Most people are a little grossed out by the prospect of using another person’s toothbrush, and with good reason. Our mouths are chock-full of bacteria that could easily be transferred via the bristles of a toothbrush. Still, people who are intimate swap plenty of germs through kissing, sharing food, or even holding hands, among other activities. What’s the big deal? Is sharing a
toothbrush really that much worse?
Maybe not, but it definitely could be, and that’s a risk you might not want to take, especially considering toothbrushes are so inexpensive and easy to obtain. What should you do if you’re spending the night at someone’s house and you don’t have a toothbrush? If you truly value your health, just floss and rinse and save the brushing for the following day when you have your own toothbrush handy.
Sharing a toothbrush may be a sign that you’re comfortable with another person, but are you comfortable with getting colds, cavities, or communicable diseases? If not, here’s what you should know about the dangers of sharing a toothbrush.
Yes, you can share plenty of germs in a variety of ways when you’re in an intimate relationship, but you can also take precautions, such as washing your hands and of course, brushing your teeth. When you share a toothbrush, there’s no barrier against the transfer of bacteria, which can cling to the bristles and be transferred to the next mouth.
In case you didn’t know, this could lead to some serious side effects. Not only can you transfer cold germs, but you could also share bacteria known to cause cavities and periodontal diseases. Bet you didn’t think you could get cavities from sharing a toothbrush, but contagious bacteria responsible for tooth decay can easily be transferred from one mouth to the next when sharing a toothbrush.
The bigger concern is actually the potential for sharing bloodborne diseases like hepatitis or HIV. Even if you use soft bristles and avoid vigorous brushing, it’s possible for gums or other soft tissues to bleed during brushing. If one of you has a bloodborne pathogen, it can easily transfer from one bloodstream to another in this manner.
You might not think sharing a toothbrush once in a while is a big deal, but it will definitely become a problem if you contract hepatitis, just for example.

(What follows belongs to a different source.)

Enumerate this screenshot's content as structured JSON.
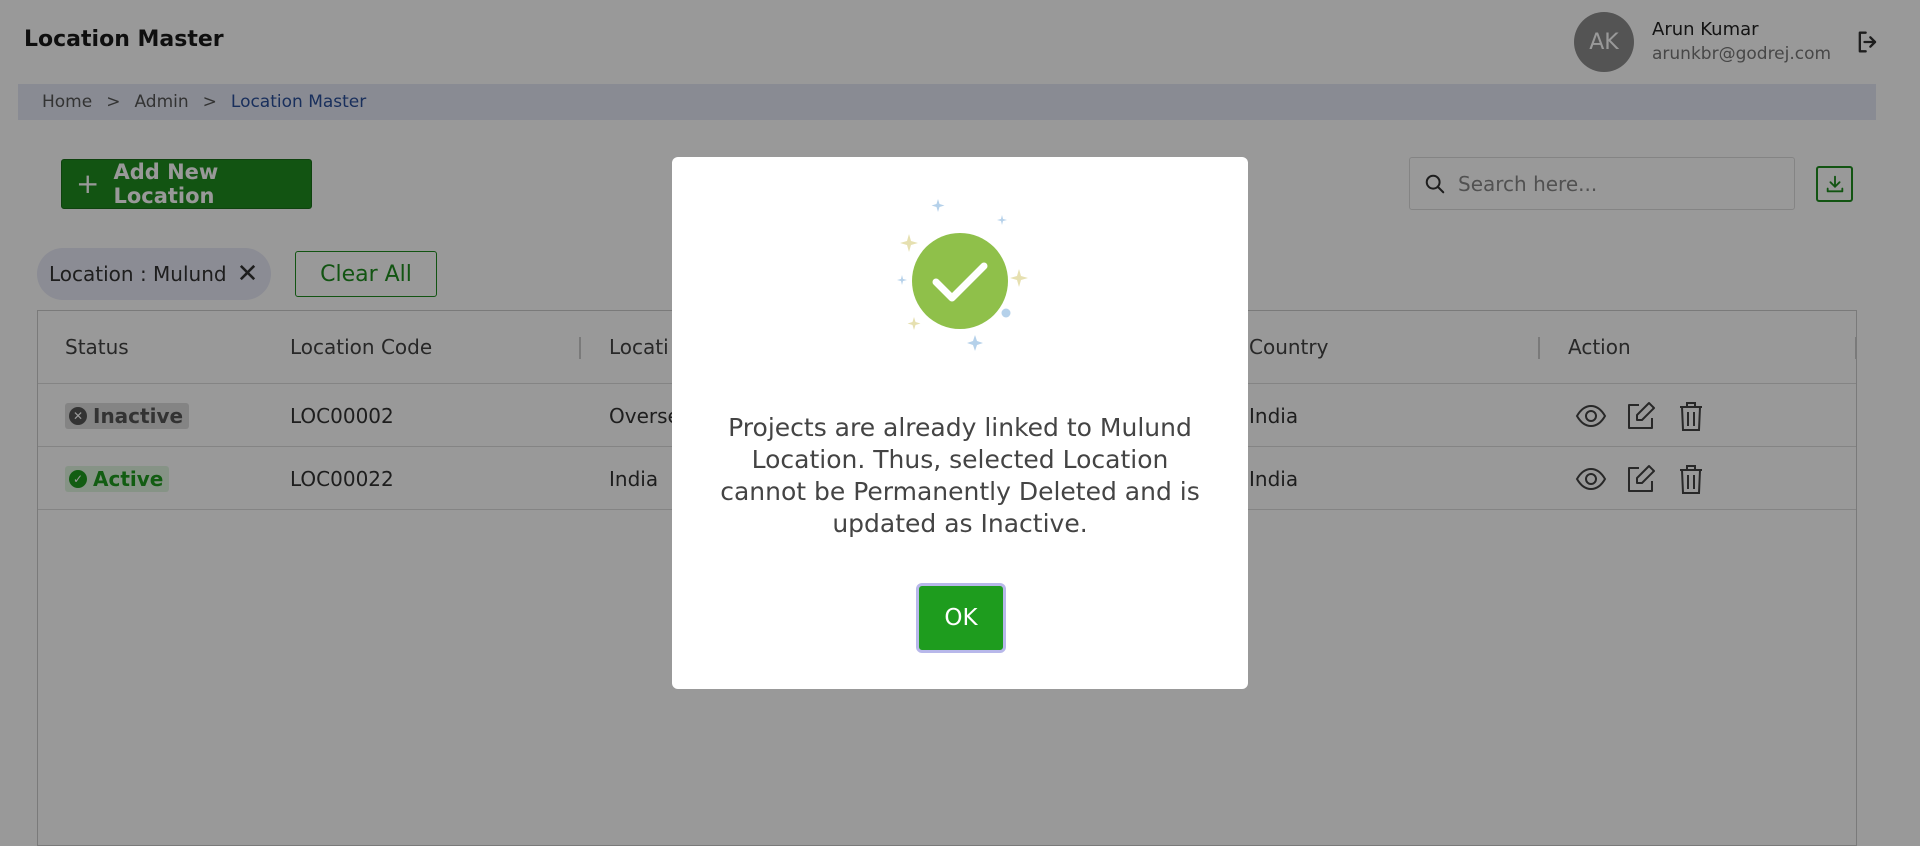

Going without brushing once won’t really hurt your oral health, whereas sharing a toothbrush just once, under specific circumstances, could cause major problems. In other words, sharing a toothbrush is a bad idea, and something to be avoided.